Wednesday, March 14, 2012

How not to stop Boko Haram

Most likely the boy in this picture is now dead.

This picture was taken in "The Crack"; the local HQ of the Nigerian Police's Special Anti Robbery Squad in Maiduguri, Nigeria, a year ago.

It shows a young man, called Mohammed Zakaria, who was arrested by the policeman sitting behind him.

The 20-year-old confessed to being a member of the Boko Haram group, and showed police to where a cache of arms was hidden in a Damturu safe house in February last year.

When they brought him in to the office, the first thing I noticed was how he smelled. A thick, musty smell of body and fear.

Dry blood spotted his shirt, as he talked to us he tried to hide it in his lap, perhaps afraid that if the foreigners saw it he might be beaten again.

But it was there and I saw it.

He told my colleague and I he had been selling houseware; batteries, padlocks, brushes and the like, from a cart in the market when some men came up to him and asked him if he wanted to earn some money.

As he only made around 2,000 naira (about £8 or $12) a week, he said yes.

It was the start of an association that would end with him driving guns into Nigeria from the border with Cameroon to Yobe state.

So he said.

As the police routinely use torture as a method of "investigation" its difficult to say for sure what the truth is.

My colleague and I were both eager to leave "The Crack".

When we did, we looked at each other. "They will kill him won't they?" I asked. My friend nodded once.

We discussed what we could do. We thought about giving his name to a trusted local journalist, so that someone could make sure he went to trial and keep a light on him. But it was useless, one boy among so many? There really is no way of following up something like this.

I feel very uncomfortable about these "parade" pictures.

Normally I'd say to take a picture of a suspect who has not been tried and convicted in such circumstances is a violation of their rights.

I feel ashamed of taking that picture of Mohammed Zakaria, paraded in front of me like a trophy.

But look at these boys.

They were captured during a failed raid to rescue two European hostages, Chris McManus and Franco Lamolinara in Sokoto this month, this is their "parade" photo taken by the Nigerian media.

Given the "normal" situation as we find it in Nigeria, It is unlikely that, at the end of a trial they will be given a sentence of death by a judge, invested with the power of the state to administer capital punishment.

It is unlikely they will live out the rest of their lives in a jail cell, pondering the error of their ways. It is unlikely a judge will consider a verdict on them, or even hear evidence against them. Maybe they won't even see a trial.
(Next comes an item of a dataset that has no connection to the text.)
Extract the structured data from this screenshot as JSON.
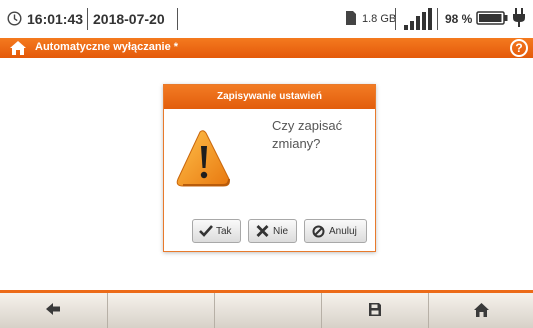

I think it is unlikely they will even get a lawyer.

Because, like their colleague, it is more than likely they too will be dead soon.

Perhaps taken to a scrubby bit of ground and shot unceremoniously in the head.

This video was taken in the aftermath of the 2009 Maiduguri uprising. It shows how the police deal with the situation (WARNING THESE ARE GRAPHIC):

So does this one:
Some of the officers in these videos, and their commanders, have been charged with murder.

But a lot of the anger that drives Boko Haram comes from the continuing brutal treatment the police mete out to Nigerians.

With every execution or police atrocity two things happen; Boko Haram draw more strength, and they become harder to stop.

People don't want to talk to the Nigerian police about Boko Haram.

If you do you could easily be the next one to disappear into "The Crack", it is thought.

Perhaps I'm wrong and these teenagers won't go the way of so many other young men in Nigeria. I hope so.
If the UK and the rest of the world want to help, they could start by insisting that Nigeria lives up to the rule of law, and they could provide more help to train the police force.

They could also use their diplomatic pressure to make sure that Boko Haram suspects are all accounted for during their arrest and detention, witness that they are tried and made to account for what they have done in a way that reflects the values that we claim to hold so dear.


  1. Keep up the reporting. The story has to be told. Few outside of Nigeria understand what is going on. The fear and slaughter is increasing by the day. I have been reporting and writing for some time on

  2. Thanks for this good article. It's terrible that people are losing sight of this more sinister menace, while being distracted by the spectacle of terrorism.


Tweet Follow @getwalker